Panantukan: Filipino boxing that has a basic structure similar to Western boxing and Muay Thai, but with distinct defining characteristics. Zoning, limb destructions, eye strikes, head butts, low-line kicks, pushing, pulling and grabbing make Panantukan a special and an effective form of street boxing.

The use of elbows, gunting and checking (controlling) the opponent’s arms are also common characteristics of Panantukan. Techniques are practiced with and without gloves. What is its relation to Sikaran?

Sikaran: Filipino kicking art. Sikaran adds to the Panantukan system with some additional hand techniques and with more focus on kicking techniques. Sikaran is recognized by its movements – the fighter is trained in zoning and the controlling of distance. This gives the fighter the opportunity to use a wide range of kicking techniques: from foot kicking (sipa) to chin kicking (Thai style) and knee techniques. The idea is to touch without being touched.

Stick fighting: The characteristic sticks (or machetes) of the Filipino Martial Arts are well known by most martial artists. The training is carried out with one or two sticks. Stickfighting training is important in the development of empty hand skills. Any development in stick training leads to an immediate improvement in the empty hand aspects of Kali Sikaran. Stick training improves the practitioner’s movements, zoning, coordination and flow skills. Techniques that are trained are: attacks, blocking & defending, disarming, locks, throwing and the well-known Filipino reaction flow.

Daga: Daga is Kali Sikaran’s knife fighting system. Knife defense is a known specialty of the Filipino arts. Filipino knife fighting techniques have influenced police and military knife defense strategies all over the world. Before starting knife training the Kali Sikaran should pass The Basic Knife Program* to learn the importance of safety when dealing with knife training and also to learn theories behind knife training. The Basic Knife Program is a concept used by several police and military units throughout Europe.

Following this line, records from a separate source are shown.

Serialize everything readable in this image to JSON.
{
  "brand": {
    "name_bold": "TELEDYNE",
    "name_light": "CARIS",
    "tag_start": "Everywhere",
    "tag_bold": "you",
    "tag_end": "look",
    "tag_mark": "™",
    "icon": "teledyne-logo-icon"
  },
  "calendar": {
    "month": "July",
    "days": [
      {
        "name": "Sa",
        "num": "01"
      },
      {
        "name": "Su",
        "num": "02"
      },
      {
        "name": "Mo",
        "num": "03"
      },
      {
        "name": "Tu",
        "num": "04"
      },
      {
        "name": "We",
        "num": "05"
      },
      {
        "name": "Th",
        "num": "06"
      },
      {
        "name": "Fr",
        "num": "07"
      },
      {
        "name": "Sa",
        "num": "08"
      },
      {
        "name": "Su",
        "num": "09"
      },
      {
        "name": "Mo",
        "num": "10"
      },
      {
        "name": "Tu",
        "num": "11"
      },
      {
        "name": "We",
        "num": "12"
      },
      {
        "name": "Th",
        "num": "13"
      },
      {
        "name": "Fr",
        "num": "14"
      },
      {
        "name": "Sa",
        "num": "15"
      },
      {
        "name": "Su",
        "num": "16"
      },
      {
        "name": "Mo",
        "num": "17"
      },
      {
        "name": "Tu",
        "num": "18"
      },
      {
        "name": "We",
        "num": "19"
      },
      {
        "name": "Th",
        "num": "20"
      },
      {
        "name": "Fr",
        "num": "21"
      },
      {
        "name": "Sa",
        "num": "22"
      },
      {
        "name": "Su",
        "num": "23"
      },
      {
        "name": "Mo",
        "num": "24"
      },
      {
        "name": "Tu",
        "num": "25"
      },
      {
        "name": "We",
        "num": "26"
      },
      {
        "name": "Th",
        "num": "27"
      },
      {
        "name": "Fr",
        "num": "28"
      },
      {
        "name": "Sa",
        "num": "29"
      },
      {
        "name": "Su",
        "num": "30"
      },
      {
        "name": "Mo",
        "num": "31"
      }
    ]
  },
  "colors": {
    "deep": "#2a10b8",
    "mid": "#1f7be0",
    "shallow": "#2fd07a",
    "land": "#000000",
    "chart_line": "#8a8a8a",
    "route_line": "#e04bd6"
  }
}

Kadena De Mano: Kadena is the close quarter fighting technique of Kali Sikaran. Short, fast blows with hand, elbows, etc., simultaneous striking/blocking, striking combinations and advanced reaction flows are trained in this system. Kadena De Mano is a realistic defense in a modern environment, in a club or in a crowd where there’s no space in which to move or to escape. In training the Kadena the flow is a very important aspect. The fighter must be able to shift from a relaxed state to a state of speed and power in a very short reaction time.